*GIVEN DATA*:
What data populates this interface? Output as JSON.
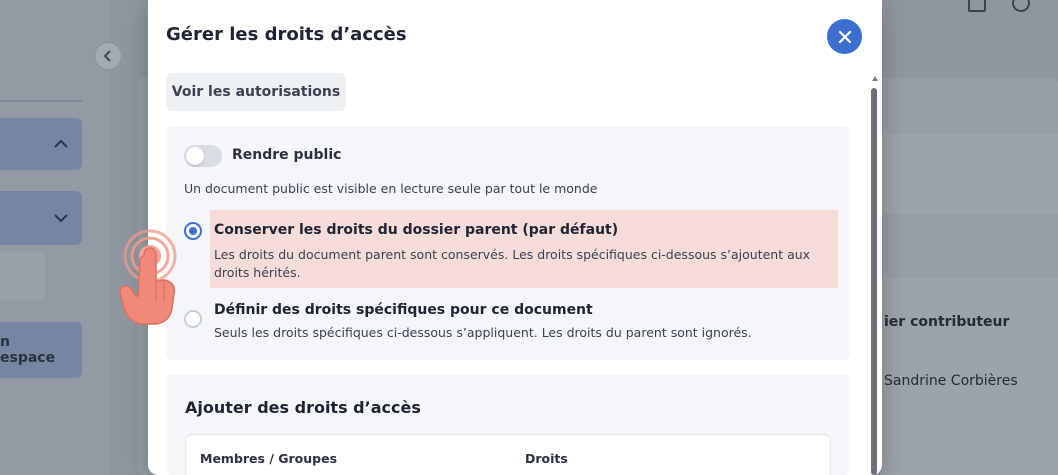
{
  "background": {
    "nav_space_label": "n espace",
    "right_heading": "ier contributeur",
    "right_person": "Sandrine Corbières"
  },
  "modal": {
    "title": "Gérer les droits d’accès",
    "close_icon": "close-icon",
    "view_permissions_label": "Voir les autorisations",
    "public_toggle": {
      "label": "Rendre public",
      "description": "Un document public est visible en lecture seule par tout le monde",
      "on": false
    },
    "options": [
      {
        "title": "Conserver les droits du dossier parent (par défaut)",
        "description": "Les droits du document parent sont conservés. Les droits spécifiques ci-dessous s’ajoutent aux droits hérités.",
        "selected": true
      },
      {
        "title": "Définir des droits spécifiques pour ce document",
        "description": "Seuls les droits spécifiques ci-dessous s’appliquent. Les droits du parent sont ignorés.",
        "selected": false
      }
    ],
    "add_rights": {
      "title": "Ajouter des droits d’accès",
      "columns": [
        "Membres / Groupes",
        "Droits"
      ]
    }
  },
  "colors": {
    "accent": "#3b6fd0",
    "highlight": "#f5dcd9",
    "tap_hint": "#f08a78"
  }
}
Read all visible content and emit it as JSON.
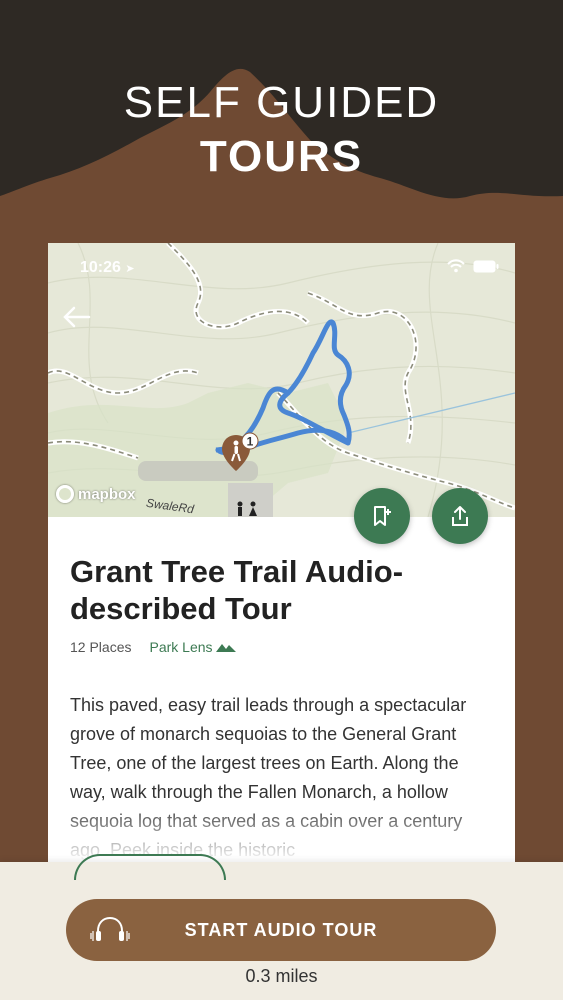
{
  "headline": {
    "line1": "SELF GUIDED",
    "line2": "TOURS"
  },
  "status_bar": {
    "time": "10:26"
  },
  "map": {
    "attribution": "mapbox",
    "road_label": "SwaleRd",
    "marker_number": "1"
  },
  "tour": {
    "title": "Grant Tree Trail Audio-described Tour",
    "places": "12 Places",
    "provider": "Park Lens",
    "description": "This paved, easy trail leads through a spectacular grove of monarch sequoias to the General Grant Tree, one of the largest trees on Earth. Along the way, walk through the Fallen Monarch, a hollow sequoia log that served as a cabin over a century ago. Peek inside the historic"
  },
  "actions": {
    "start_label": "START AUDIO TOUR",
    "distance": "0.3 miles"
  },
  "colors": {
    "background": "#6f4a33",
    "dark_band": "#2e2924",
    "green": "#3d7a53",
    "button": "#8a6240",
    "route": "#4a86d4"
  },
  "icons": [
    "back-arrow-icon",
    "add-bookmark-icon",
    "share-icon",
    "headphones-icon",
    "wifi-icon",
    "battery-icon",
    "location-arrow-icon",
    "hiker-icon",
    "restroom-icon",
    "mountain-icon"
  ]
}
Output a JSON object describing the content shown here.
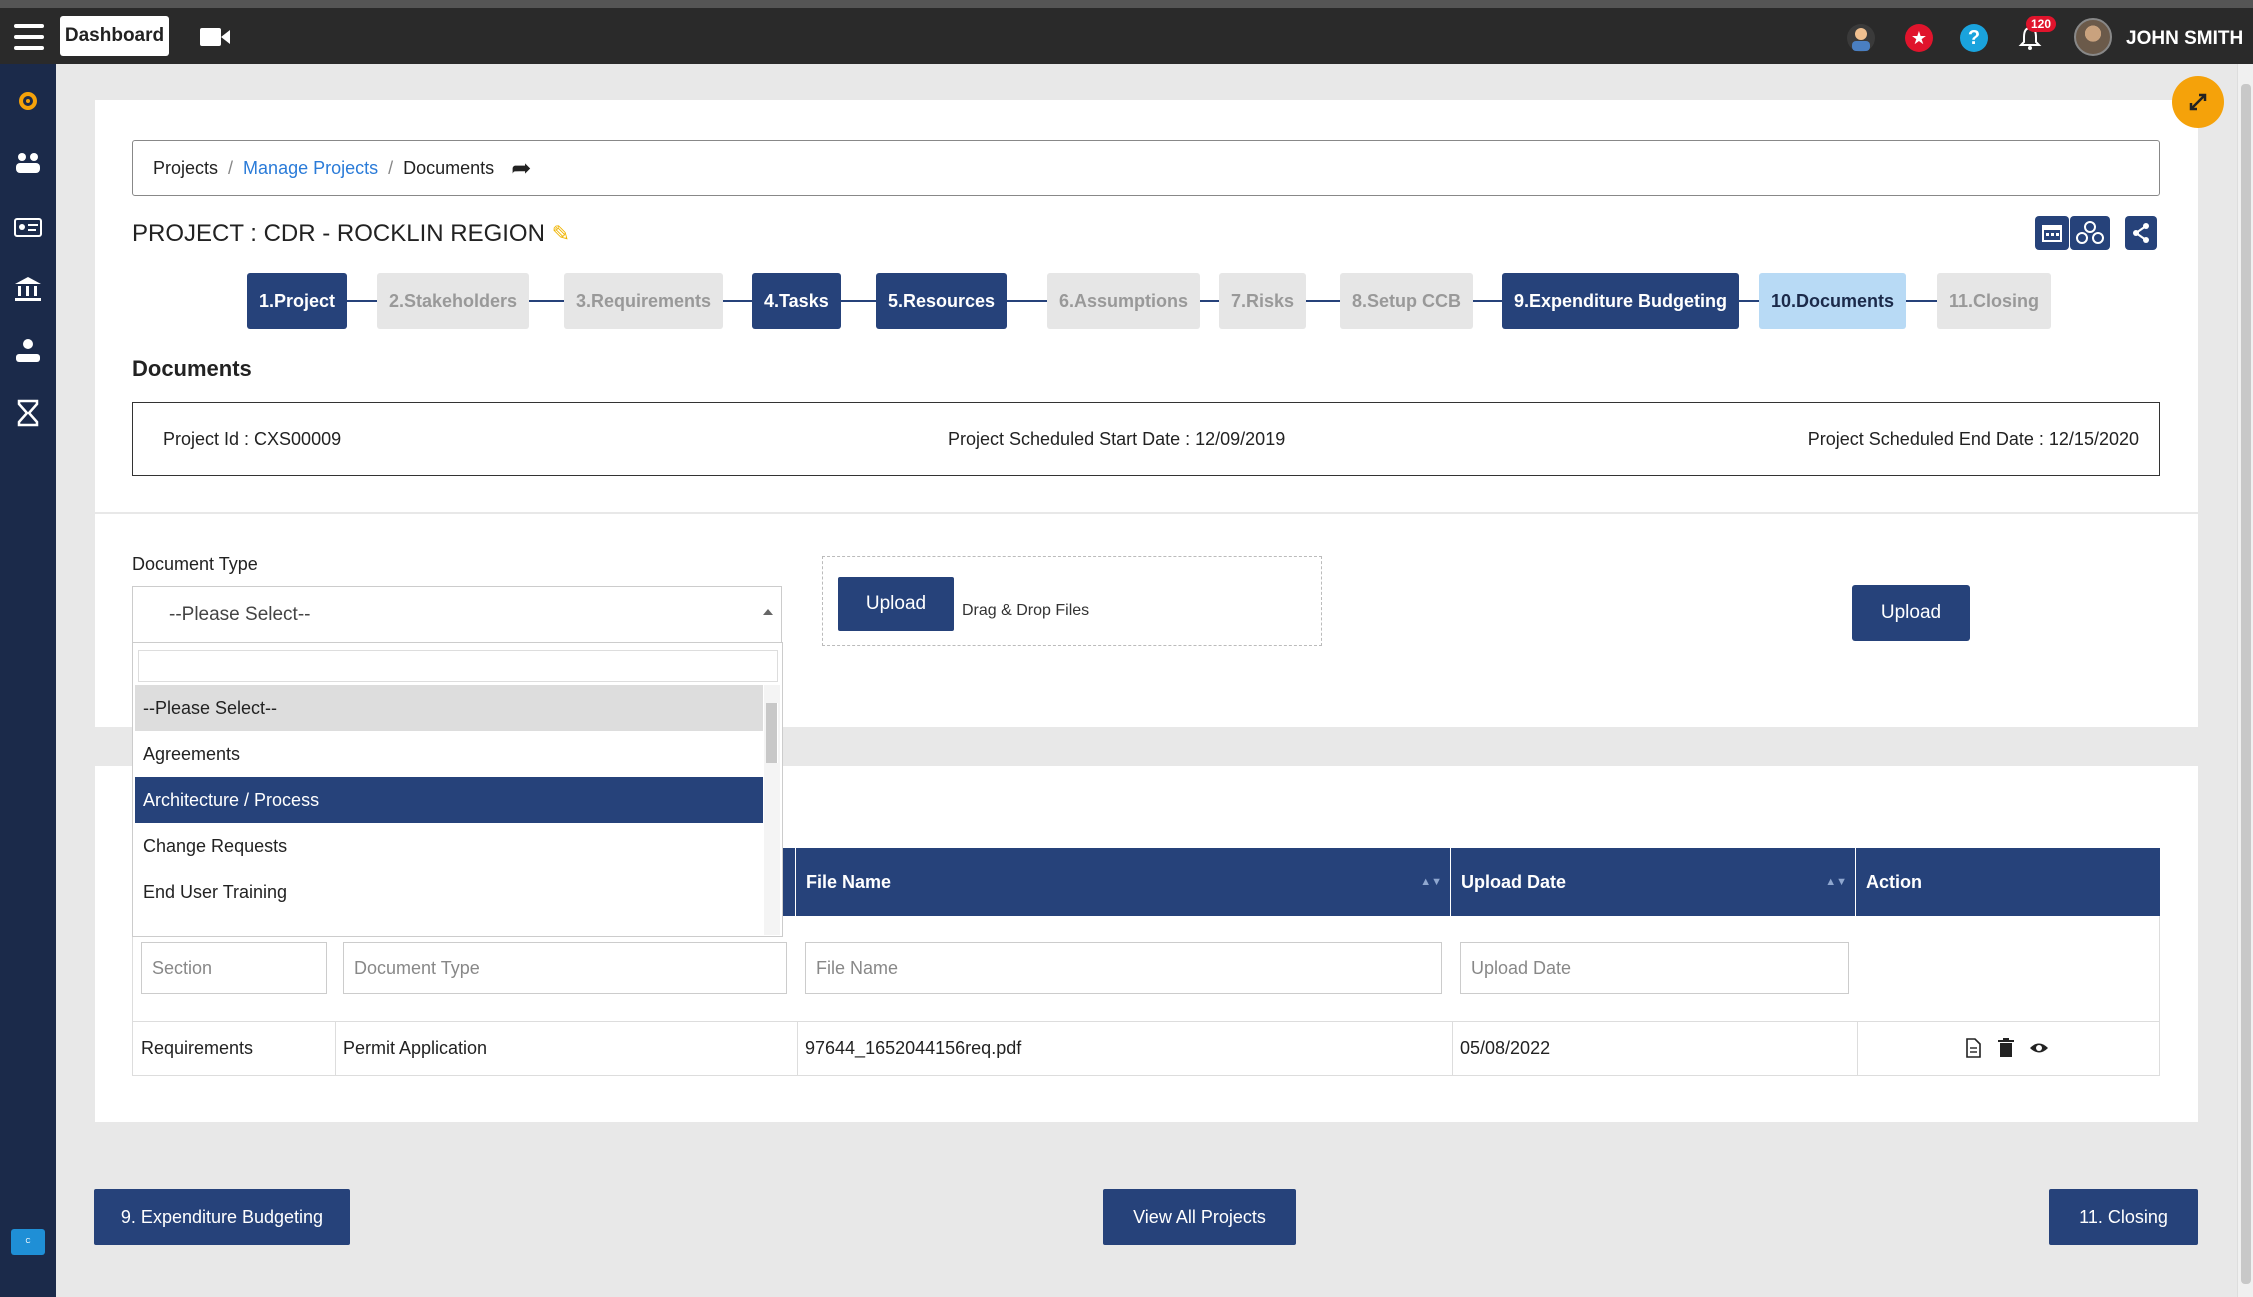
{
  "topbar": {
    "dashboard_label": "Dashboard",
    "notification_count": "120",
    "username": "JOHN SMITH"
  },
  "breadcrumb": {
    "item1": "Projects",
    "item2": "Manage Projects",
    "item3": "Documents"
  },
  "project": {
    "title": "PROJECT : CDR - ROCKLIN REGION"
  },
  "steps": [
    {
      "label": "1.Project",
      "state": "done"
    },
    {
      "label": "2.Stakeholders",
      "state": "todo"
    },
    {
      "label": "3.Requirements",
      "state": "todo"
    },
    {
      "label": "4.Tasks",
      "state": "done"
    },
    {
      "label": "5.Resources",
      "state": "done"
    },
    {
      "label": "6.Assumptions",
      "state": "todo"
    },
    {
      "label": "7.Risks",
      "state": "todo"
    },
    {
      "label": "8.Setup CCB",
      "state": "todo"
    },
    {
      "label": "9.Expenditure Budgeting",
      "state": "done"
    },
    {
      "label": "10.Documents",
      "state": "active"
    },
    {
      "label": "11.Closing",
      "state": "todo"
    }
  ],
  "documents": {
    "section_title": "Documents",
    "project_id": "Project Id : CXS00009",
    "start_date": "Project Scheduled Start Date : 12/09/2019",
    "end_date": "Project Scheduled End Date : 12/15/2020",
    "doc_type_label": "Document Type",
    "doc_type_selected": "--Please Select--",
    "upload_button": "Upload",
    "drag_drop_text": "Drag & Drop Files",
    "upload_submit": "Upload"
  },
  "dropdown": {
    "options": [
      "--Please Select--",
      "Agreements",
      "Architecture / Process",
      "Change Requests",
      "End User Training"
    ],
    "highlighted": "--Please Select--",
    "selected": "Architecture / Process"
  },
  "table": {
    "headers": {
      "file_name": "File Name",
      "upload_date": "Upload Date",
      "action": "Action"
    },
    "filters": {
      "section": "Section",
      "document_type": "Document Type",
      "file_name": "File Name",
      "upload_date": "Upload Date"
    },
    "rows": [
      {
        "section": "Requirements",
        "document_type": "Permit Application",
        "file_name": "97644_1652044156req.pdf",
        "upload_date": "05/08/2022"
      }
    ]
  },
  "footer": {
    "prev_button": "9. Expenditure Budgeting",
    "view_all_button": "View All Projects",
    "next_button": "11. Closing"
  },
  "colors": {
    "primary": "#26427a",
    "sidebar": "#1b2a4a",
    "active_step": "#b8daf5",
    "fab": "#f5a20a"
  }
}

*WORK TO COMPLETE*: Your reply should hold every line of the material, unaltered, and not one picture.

*RESULT BELOW*:
What data populates this interface? Output as JSON.
{
  "background": {
    "nav_space_label": "n espace",
    "right_heading": "ier contributeur",
    "right_person": "Sandrine Corbières"
  },
  "modal": {
    "title": "Gérer les droits d’accès",
    "close_icon": "close-icon",
    "view_permissions_label": "Voir les autorisations",
    "public_toggle": {
      "label": "Rendre public",
      "description": "Un document public est visible en lecture seule par tout le monde",
      "on": false
    },
    "options": [
      {
        "title": "Conserver les droits du dossier parent (par défaut)",
        "description": "Les droits du document parent sont conservés. Les droits spécifiques ci-dessous s’ajoutent aux droits hérités.",
        "selected": true
      },
      {
        "title": "Définir des droits spécifiques pour ce document",
        "description": "Seuls les droits spécifiques ci-dessous s’appliquent. Les droits du parent sont ignorés.",
        "selected": false
      }
    ],
    "add_rights": {
      "title": "Ajouter des droits d’accès",
      "columns": [
        "Membres / Groupes",
        "Droits"
      ]
    }
  },
  "colors": {
    "accent": "#3b6fd0",
    "highlight": "#f5dcd9",
    "tap_hint": "#f08a78"
  }
}
Read all visible content and emit it as JSON.
{
  "headline": {
    "line1": "SELF GUIDED",
    "line2": "TOURS"
  },
  "status_bar": {
    "time": "10:26"
  },
  "map": {
    "attribution": "mapbox",
    "road_label": "SwaleRd",
    "marker_number": "1"
  },
  "tour": {
    "title": "Grant Tree Trail Audio-described Tour",
    "places": "12 Places",
    "provider": "Park Lens",
    "description": "This paved, easy trail leads through a spectacular grove of monarch sequoias to the General Grant Tree, one of the largest trees on Earth. Along the way, walk through the Fallen Monarch, a hollow sequoia log that served as a cabin over a century ago. Peek inside the historic"
  },
  "actions": {
    "start_label": "START AUDIO TOUR",
    "distance": "0.3 miles"
  },
  "colors": {
    "background": "#6f4a33",
    "dark_band": "#2e2924",
    "green": "#3d7a53",
    "button": "#8a6240",
    "route": "#4a86d4"
  },
  "icons": [
    "back-arrow-icon",
    "add-bookmark-icon",
    "share-icon",
    "headphones-icon",
    "wifi-icon",
    "battery-icon",
    "location-arrow-icon",
    "hiker-icon",
    "restroom-icon",
    "mountain-icon"
  ]
}
Output a JSON object describing the content shown here.
{
  "topbar": {
    "dashboard_label": "Dashboard",
    "notification_count": "120",
    "username": "JOHN SMITH"
  },
  "breadcrumb": {
    "item1": "Projects",
    "item2": "Manage Projects",
    "item3": "Documents"
  },
  "project": {
    "title": "PROJECT : CDR - ROCKLIN REGION"
  },
  "steps": [
    {
      "label": "1.Project",
      "state": "done"
    },
    {
      "label": "2.Stakeholders",
      "state": "todo"
    },
    {
      "label": "3.Requirements",
      "state": "todo"
    },
    {
      "label": "4.Tasks",
      "state": "done"
    },
    {
      "label": "5.Resources",
      "state": "done"
    },
    {
      "label": "6.Assumptions",
      "state": "todo"
    },
    {
      "label": "7.Risks",
      "state": "todo"
    },
    {
      "label": "8.Setup CCB",
      "state": "todo"
    },
    {
      "label": "9.Expenditure Budgeting",
      "state": "done"
    },
    {
      "label": "10.Documents",
      "state": "active"
    },
    {
      "label": "11.Closing",
      "state": "todo"
    }
  ],
  "documents": {
    "section_title": "Documents",
    "project_id": "Project Id : CXS00009",
    "start_date": "Project Scheduled Start Date : 12/09/2019",
    "end_date": "Project Scheduled End Date : 12/15/2020",
    "doc_type_label": "Document Type",
    "doc_type_selected": "--Please Select--",
    "upload_button": "Upload",
    "drag_drop_text": "Drag & Drop Files",
    "upload_submit": "Upload"
  },
  "dropdown": {
    "options": [
      "--Please Select--",
      "Agreements",
      "Architecture / Process",
      "Change Requests",
      "End User Training"
    ],
    "highlighted": "--Please Select--",
    "selected": "Architecture / Process"
  },
  "table": {
    "headers": {
      "file_name": "File Name",
      "upload_date": "Upload Date",
      "action": "Action"
    },
    "filters": {
      "section": "Section",
      "document_type": "Document Type",
      "file_name": "File Name",
      "upload_date": "Upload Date"
    },
    "rows": [
      {
        "section": "Requirements",
        "document_type": "Permit Application",
        "file_name": "97644_1652044156req.pdf",
        "upload_date": "05/08/2022"
      }
    ]
  },
  "footer": {
    "prev_button": "9. Expenditure Budgeting",
    "view_all_button": "View All Projects",
    "next_button": "11. Closing"
  },
  "colors": {
    "primary": "#26427a",
    "sidebar": "#1b2a4a",
    "active_step": "#b8daf5",
    "fab": "#f5a20a"
  }
}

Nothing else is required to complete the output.